Government guy: Well, first of all, of course, alcohol is a legal drug, therefore you are comparing apples with pears.
Describes an unfair comparison because what are being considered are too fundamentally different for the comparison to make sense. Thus, comparing apples and pears is a foolish thing — they taste different and which one tastes nicer is a matter of personal opinion, not objective fact.
I had never heard "apple and pears"--thanks for the update!
I would never use "apples and pears," because apples and pears are actually quite a bit alike.
They have cores w/ multiple seeds. Their peels are a similar thickness. Their flesh has a similar consistency. Even the tastes are more alike than they are different.
In fact, there is a pear that tastes a LOT like an apple.
Compared with either apples or pears, oranges have vastly different structures to their seeds, their peels are different, and their flesh is hugely different, both in consistency and taste.
I think apples, oranges and pears are all too similar. We need a new expression, 'apples and condolences' perhaps...
Presumably you guys could work that into the house styleguide and act like all the writers who use "apples and oranges" should know they're wrong.
I'm toying with the idea of using a random noun in the "oranges" slot in my own writing, but I doubt that I use this expression more often than once every few years.
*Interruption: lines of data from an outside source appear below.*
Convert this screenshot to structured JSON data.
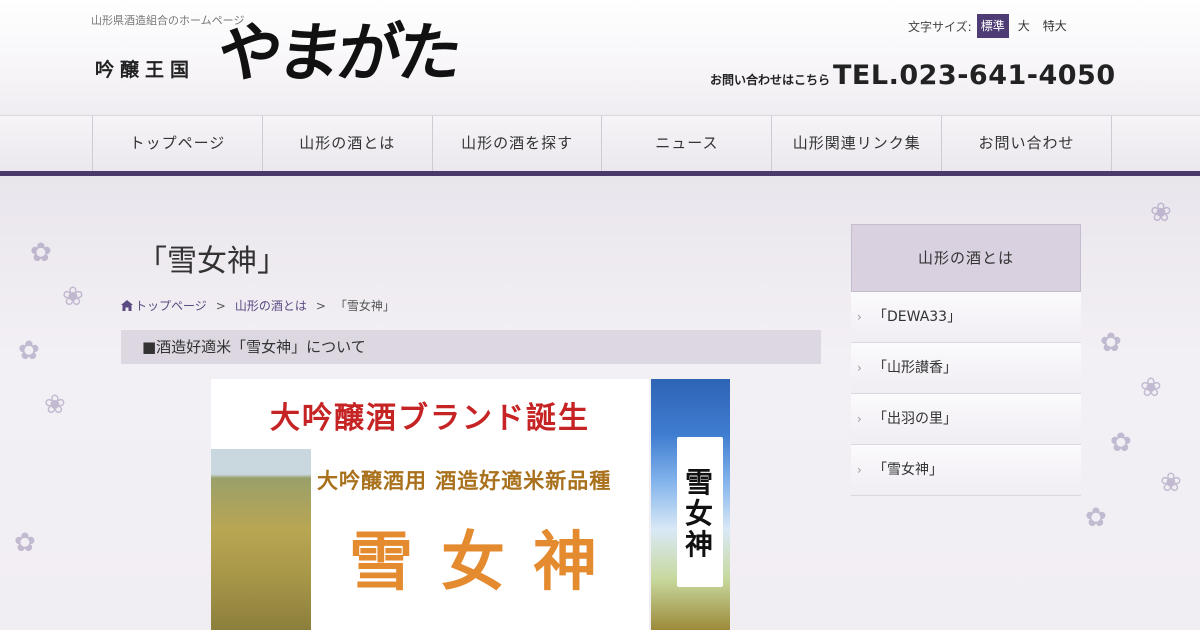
{
  "header": {
    "tagline": "山形県酒造組合のホームページ",
    "logo_small": "吟醸王国",
    "logo_big": "やまがた",
    "font_size": {
      "label": "文字サイズ:",
      "options": [
        "標準",
        "大",
        "特大"
      ],
      "selected": "標準"
    },
    "contact": {
      "lead": "お問い合わせはこちら",
      "tel": "TEL.023-641-4050"
    }
  },
  "nav": {
    "items": [
      "トップページ",
      "山形の酒とは",
      "山形の酒を探す",
      "ニュース",
      "山形関連リンク集",
      "お問い合わせ"
    ]
  },
  "main": {
    "title": "「雪女神」",
    "breadcrumb": {
      "home": "トップページ",
      "parent": "山形の酒とは",
      "current": "「雪女神」",
      "separator": ">"
    },
    "section_heading": "■酒造好適米「雪女神」について",
    "banner": {
      "title": "大吟醸酒ブランド誕生",
      "subtitle": "大吟醸酒用 酒造好適米新品種",
      "name": "雪女神"
    },
    "package": {
      "name": "雪女神"
    }
  },
  "sidebar": {
    "heading": "山形の酒とは",
    "items": [
      "「DEWA33」",
      "「山形讃香」",
      "「出羽の里」",
      "「雪女神」"
    ]
  },
  "colors": {
    "accent": "#4a3a6b",
    "active_button": "#4e3d75",
    "link": "#5b4a82",
    "banner_red": "#c62424",
    "banner_orange": "#e48a2f"
  }
}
But, of course, "apples and pears" rolls naturally off the English tongue; it's cockney rhyming slang for "stairs".